▶ _RECORDS FOR PROCESSING_
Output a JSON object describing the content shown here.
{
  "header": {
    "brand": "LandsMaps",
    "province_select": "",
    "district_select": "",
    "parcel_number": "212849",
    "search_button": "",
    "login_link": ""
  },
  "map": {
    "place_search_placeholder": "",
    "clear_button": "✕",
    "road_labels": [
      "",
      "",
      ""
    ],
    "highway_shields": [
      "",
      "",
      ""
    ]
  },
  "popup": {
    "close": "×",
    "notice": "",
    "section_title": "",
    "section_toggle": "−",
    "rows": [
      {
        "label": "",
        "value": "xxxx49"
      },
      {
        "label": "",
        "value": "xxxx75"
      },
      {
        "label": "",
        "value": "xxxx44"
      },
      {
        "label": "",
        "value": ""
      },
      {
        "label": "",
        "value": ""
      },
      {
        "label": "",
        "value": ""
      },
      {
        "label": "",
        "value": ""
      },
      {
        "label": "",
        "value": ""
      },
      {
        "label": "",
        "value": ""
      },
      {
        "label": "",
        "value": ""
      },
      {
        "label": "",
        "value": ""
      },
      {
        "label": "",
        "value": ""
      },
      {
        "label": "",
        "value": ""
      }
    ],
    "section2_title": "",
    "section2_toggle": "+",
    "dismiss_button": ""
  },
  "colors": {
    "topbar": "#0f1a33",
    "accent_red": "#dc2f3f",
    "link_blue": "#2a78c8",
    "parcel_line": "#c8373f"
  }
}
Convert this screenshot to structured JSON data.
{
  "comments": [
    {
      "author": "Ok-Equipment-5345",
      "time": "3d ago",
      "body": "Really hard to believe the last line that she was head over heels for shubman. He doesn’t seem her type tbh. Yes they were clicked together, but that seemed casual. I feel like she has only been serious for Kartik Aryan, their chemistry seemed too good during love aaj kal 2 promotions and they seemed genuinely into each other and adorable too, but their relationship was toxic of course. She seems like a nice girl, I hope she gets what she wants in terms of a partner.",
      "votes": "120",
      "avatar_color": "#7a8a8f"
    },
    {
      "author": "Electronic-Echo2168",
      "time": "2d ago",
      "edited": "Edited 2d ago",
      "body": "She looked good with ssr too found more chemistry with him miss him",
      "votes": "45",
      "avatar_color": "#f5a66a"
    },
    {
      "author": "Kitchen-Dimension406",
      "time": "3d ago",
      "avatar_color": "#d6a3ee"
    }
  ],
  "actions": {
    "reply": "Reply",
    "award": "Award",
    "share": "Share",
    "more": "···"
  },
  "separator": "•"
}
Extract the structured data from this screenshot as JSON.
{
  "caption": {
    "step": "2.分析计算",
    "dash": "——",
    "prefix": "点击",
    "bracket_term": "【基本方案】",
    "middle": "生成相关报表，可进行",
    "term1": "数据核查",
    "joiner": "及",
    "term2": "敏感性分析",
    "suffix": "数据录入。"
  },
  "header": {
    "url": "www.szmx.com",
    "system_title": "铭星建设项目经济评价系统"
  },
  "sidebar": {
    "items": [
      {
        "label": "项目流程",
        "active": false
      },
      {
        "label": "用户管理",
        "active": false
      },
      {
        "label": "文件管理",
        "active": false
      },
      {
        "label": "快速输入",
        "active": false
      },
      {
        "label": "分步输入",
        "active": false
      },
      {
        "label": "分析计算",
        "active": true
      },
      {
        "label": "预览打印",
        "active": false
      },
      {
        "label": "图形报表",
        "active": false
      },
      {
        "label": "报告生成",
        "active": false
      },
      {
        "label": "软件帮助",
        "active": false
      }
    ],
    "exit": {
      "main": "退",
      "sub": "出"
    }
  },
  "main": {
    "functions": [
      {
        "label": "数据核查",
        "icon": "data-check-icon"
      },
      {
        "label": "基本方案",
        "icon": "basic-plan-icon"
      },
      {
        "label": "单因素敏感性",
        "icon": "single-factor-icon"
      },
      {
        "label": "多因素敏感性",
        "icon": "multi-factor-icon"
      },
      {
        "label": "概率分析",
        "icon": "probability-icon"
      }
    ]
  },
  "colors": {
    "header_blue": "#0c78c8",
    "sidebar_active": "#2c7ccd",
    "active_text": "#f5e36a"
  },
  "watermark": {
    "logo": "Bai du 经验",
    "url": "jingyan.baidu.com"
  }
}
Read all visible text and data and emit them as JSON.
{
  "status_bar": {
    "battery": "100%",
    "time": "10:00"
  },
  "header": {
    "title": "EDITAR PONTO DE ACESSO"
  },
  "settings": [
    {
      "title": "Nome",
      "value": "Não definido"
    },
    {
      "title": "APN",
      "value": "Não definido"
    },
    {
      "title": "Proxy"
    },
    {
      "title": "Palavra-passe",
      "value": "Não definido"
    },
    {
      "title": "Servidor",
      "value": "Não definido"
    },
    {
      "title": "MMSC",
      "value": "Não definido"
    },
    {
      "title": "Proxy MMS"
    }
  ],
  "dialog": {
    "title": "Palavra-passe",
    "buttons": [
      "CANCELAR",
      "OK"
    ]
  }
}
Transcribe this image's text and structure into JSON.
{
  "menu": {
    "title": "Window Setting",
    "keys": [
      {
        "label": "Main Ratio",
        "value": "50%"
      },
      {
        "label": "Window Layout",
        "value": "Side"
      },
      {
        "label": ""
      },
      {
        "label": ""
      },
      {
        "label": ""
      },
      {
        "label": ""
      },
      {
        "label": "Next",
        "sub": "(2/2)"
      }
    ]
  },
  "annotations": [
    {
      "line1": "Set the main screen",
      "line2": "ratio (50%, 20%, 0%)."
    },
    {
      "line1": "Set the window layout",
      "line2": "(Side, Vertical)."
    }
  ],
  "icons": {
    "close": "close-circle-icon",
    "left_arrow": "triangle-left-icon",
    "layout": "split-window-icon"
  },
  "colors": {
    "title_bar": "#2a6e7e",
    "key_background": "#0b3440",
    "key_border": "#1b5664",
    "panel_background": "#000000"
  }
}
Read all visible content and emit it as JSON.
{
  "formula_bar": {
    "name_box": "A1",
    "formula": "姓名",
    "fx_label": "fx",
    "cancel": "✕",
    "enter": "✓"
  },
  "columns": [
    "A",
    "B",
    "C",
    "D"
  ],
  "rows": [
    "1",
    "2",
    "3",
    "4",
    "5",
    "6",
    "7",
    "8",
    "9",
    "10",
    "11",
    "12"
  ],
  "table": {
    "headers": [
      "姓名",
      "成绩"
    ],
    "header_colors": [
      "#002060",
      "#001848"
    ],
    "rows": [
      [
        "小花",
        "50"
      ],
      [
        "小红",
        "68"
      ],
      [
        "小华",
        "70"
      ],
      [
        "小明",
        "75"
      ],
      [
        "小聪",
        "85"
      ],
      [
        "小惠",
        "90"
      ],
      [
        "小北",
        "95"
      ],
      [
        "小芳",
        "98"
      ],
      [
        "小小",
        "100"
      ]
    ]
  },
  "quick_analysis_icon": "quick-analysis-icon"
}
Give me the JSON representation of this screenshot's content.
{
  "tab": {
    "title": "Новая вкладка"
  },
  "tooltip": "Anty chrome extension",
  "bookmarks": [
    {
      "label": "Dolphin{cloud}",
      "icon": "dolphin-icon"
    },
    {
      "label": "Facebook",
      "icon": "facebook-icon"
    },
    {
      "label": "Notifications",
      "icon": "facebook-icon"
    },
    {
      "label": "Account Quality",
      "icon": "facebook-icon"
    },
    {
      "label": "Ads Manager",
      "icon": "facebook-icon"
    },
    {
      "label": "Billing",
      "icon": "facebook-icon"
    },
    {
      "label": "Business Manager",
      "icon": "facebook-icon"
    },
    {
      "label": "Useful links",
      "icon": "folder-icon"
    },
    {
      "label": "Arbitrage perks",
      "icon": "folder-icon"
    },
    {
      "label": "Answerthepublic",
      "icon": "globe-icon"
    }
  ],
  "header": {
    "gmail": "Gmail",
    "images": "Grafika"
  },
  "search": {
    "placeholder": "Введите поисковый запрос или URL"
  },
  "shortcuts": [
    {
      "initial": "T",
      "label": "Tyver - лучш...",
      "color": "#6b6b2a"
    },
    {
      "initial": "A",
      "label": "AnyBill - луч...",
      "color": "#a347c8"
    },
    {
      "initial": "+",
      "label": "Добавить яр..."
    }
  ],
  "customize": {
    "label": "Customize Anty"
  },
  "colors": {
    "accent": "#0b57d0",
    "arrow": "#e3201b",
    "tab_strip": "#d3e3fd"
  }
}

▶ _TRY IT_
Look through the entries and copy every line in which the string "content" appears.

▶ _RESPONSE TO THE TASK_
Output a JSON object describing the content shown here.
Read all visible content and emit it as JSON.
Give me the JSON representation of this screenshot's content.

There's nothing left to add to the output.